• Work instruction
Nothing but a number is wanted here: the count of lines in the data holding the word "content".

• Data extracts
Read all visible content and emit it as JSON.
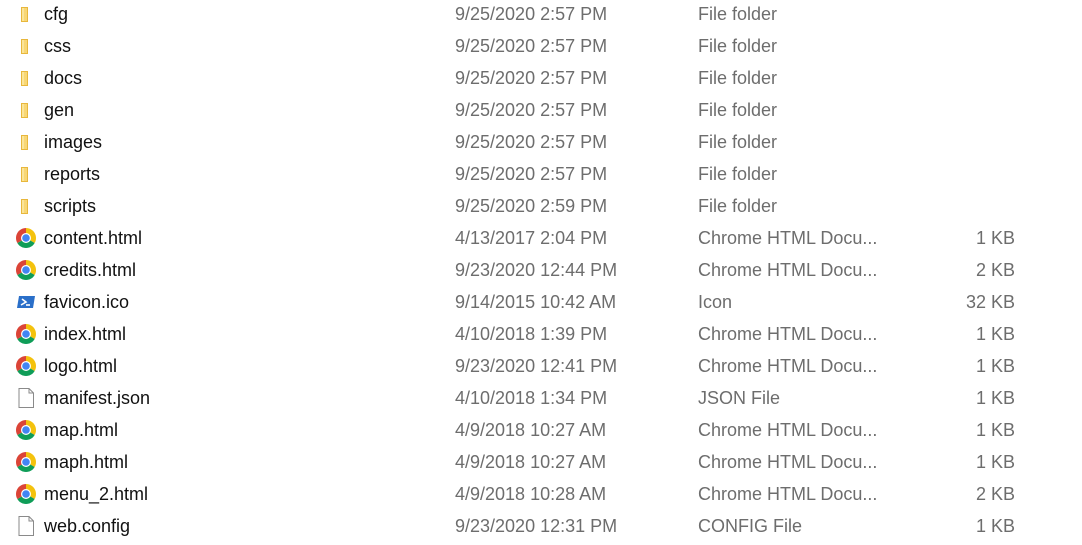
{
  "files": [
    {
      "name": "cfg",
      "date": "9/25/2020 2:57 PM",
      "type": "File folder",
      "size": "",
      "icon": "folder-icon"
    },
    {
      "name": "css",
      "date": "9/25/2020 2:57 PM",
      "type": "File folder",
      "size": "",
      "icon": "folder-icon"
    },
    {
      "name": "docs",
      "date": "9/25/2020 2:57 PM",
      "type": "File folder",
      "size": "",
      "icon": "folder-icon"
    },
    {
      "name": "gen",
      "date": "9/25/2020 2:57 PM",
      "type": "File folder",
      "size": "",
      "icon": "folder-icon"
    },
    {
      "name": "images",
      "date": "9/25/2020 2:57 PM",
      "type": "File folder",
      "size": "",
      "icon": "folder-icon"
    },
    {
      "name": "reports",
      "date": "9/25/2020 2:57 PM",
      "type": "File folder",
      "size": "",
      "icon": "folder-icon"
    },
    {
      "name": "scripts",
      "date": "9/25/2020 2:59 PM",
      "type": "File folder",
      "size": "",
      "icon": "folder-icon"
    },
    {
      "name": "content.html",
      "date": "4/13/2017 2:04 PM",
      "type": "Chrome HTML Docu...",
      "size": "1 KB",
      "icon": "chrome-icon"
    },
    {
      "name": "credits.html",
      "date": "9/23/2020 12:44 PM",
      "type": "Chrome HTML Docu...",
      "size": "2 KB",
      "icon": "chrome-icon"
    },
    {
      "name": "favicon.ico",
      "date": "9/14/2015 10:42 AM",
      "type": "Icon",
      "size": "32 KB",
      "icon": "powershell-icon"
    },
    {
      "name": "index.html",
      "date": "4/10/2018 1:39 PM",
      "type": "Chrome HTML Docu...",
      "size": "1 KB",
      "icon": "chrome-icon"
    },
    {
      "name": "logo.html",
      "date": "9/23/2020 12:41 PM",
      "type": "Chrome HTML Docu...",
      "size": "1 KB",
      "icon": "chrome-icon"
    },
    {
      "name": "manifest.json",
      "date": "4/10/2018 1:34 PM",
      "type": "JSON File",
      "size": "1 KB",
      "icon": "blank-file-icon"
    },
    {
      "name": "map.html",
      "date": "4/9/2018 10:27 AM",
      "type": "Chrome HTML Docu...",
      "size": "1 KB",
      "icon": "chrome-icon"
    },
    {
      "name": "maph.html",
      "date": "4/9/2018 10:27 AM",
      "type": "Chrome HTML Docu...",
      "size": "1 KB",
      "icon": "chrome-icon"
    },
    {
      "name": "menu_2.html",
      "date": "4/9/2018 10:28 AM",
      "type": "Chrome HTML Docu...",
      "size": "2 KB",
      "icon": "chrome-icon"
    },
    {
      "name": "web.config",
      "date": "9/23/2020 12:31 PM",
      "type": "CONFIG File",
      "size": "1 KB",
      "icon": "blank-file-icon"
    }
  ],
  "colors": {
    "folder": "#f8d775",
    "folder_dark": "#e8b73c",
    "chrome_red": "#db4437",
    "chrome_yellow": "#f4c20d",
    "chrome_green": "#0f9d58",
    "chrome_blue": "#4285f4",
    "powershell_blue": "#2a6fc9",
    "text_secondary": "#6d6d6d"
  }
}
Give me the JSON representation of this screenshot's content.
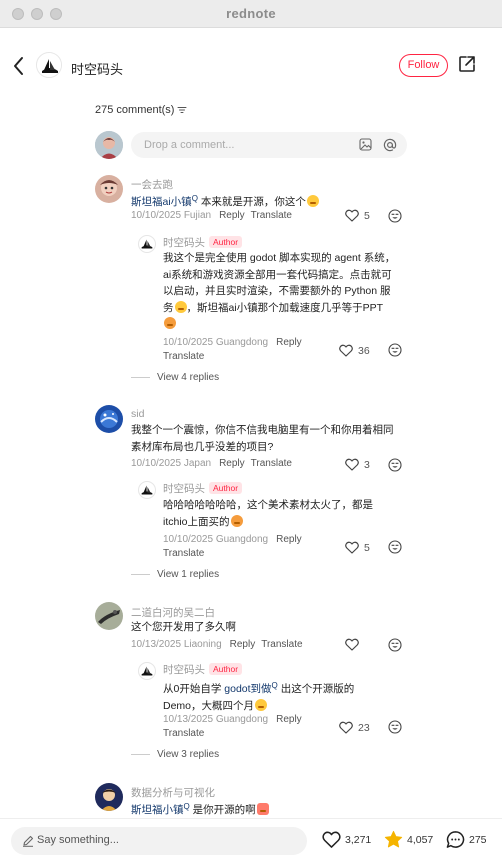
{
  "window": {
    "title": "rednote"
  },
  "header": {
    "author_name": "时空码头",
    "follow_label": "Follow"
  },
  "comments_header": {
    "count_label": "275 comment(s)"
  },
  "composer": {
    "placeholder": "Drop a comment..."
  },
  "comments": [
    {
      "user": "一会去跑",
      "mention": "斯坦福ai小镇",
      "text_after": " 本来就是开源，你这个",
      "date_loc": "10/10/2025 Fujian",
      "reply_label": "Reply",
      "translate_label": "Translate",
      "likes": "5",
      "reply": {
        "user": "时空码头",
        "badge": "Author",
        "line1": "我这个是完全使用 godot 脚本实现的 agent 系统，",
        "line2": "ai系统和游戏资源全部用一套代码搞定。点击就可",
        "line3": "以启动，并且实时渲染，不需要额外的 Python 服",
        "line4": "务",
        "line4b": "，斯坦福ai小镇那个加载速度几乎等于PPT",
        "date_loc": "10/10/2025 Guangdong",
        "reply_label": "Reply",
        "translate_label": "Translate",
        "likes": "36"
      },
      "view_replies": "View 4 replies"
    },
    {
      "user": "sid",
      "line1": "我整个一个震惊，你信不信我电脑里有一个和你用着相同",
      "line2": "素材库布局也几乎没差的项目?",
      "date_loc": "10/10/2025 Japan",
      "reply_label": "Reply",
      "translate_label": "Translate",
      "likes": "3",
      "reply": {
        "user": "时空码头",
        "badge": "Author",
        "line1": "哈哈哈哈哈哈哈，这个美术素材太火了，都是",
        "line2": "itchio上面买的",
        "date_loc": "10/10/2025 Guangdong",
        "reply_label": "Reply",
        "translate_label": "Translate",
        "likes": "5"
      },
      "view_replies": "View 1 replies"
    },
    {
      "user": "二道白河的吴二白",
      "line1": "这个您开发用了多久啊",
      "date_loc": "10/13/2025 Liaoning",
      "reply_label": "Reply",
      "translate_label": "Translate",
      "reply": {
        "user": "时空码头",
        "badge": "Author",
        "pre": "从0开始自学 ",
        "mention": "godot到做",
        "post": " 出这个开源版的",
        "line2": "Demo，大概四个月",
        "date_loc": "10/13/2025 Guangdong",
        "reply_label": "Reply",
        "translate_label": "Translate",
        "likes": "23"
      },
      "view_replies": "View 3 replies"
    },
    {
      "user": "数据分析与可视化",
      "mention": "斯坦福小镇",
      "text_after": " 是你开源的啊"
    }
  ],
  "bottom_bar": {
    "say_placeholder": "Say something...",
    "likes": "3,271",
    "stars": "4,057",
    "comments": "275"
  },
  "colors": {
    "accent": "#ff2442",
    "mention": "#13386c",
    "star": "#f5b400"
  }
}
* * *
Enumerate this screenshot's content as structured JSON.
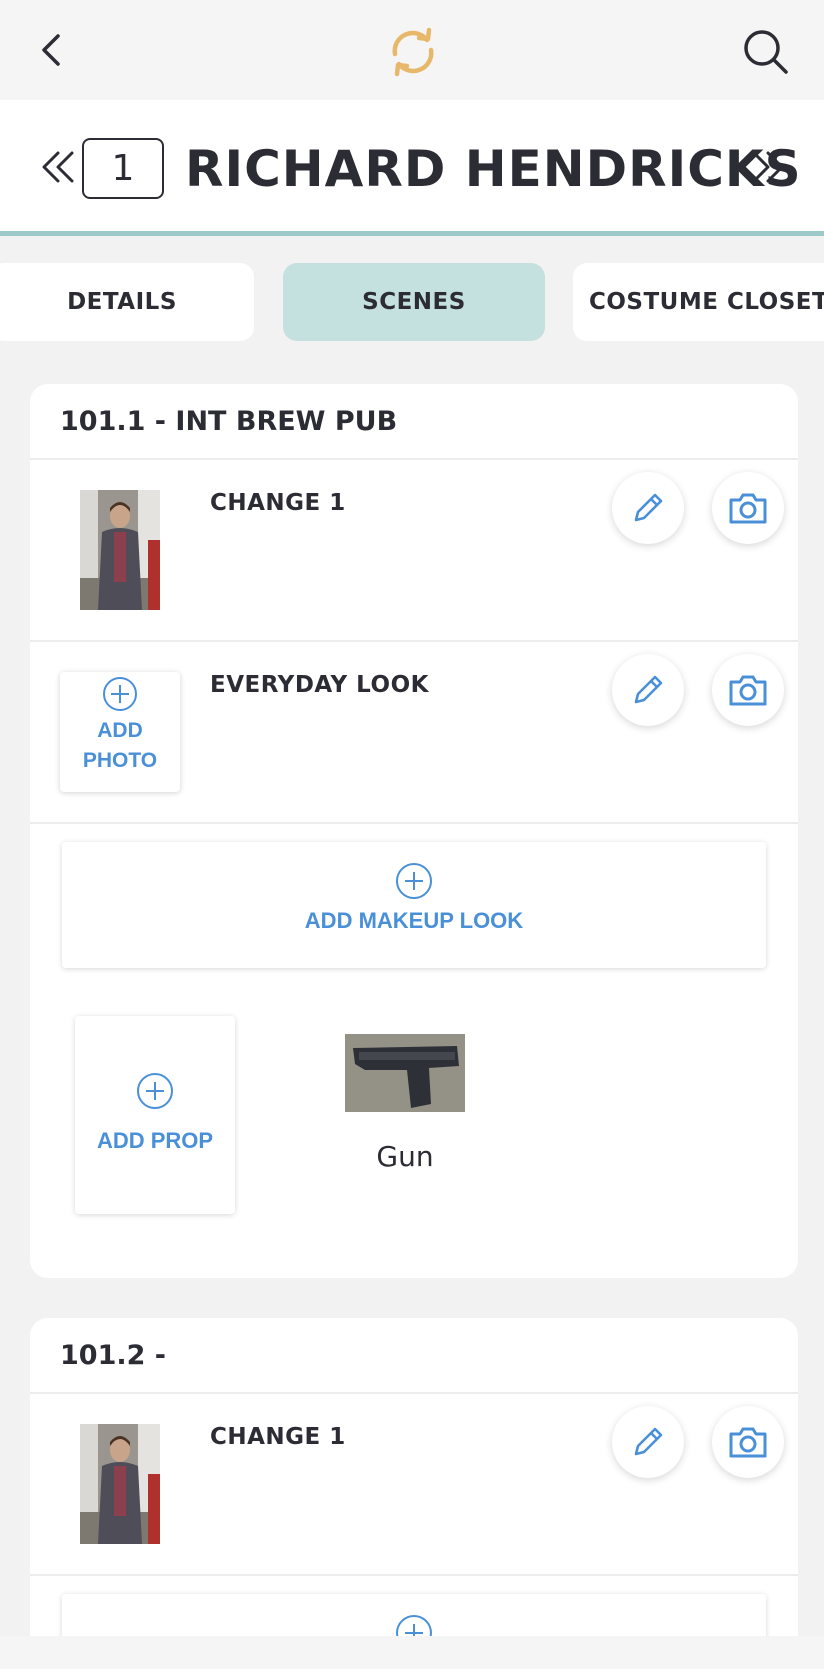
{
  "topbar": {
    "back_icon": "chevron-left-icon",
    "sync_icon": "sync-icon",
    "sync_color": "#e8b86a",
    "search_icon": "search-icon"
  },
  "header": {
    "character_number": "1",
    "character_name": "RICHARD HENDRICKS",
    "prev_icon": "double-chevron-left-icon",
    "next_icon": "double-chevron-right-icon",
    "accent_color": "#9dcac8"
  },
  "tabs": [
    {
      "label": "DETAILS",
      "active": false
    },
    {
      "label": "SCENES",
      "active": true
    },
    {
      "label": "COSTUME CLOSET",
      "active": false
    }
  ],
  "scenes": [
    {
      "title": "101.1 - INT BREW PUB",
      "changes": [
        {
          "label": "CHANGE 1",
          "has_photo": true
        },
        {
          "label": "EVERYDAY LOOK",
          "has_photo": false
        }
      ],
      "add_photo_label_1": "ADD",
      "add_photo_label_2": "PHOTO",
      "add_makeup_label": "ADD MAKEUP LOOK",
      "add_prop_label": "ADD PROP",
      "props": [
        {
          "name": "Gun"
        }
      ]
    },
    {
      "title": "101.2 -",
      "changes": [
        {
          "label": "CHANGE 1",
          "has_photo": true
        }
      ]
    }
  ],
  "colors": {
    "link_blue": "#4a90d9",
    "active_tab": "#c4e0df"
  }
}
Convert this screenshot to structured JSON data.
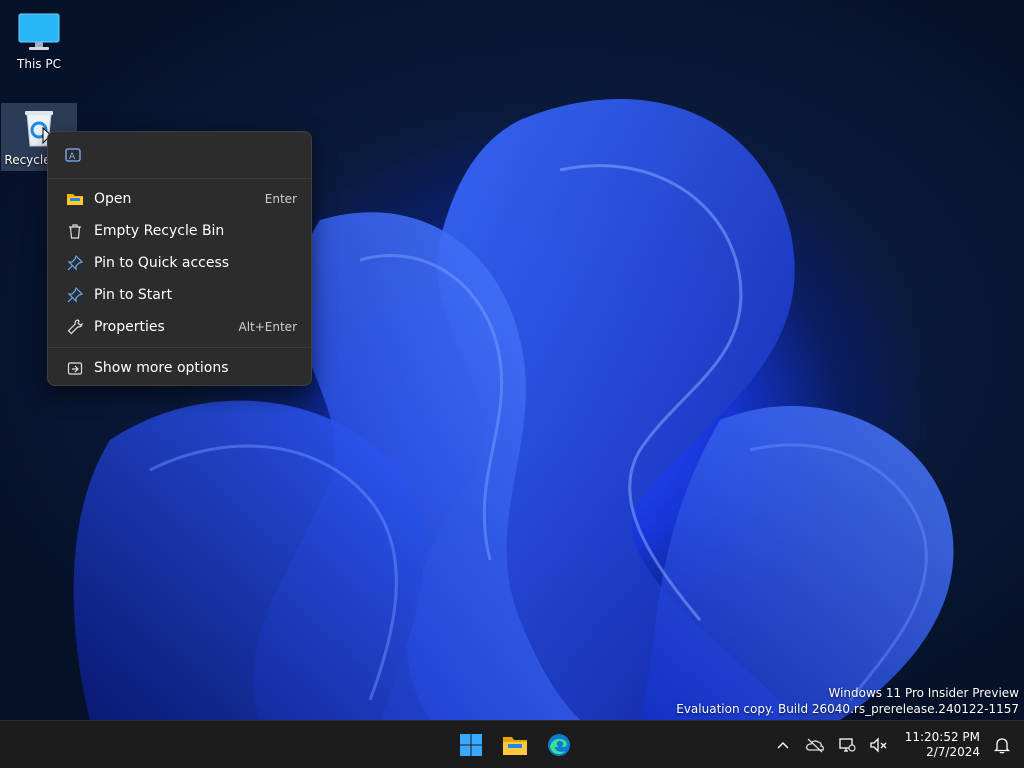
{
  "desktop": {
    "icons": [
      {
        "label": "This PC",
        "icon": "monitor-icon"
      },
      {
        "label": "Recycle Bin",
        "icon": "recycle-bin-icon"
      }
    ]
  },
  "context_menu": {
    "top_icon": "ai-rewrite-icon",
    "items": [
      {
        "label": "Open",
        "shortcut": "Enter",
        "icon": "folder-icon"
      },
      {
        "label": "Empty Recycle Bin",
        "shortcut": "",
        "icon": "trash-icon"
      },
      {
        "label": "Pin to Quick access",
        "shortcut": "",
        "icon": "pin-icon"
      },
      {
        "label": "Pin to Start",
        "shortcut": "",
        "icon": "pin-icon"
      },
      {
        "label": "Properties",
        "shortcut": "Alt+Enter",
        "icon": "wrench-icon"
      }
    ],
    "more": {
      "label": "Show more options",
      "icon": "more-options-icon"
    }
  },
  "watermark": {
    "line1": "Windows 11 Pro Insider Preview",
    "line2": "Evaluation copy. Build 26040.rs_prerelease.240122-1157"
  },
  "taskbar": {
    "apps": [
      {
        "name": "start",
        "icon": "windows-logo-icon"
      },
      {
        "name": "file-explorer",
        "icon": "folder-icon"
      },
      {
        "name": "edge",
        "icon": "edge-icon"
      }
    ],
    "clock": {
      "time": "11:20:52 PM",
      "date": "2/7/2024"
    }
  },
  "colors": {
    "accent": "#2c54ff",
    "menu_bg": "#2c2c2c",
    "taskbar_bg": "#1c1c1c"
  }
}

• Exercise answer
4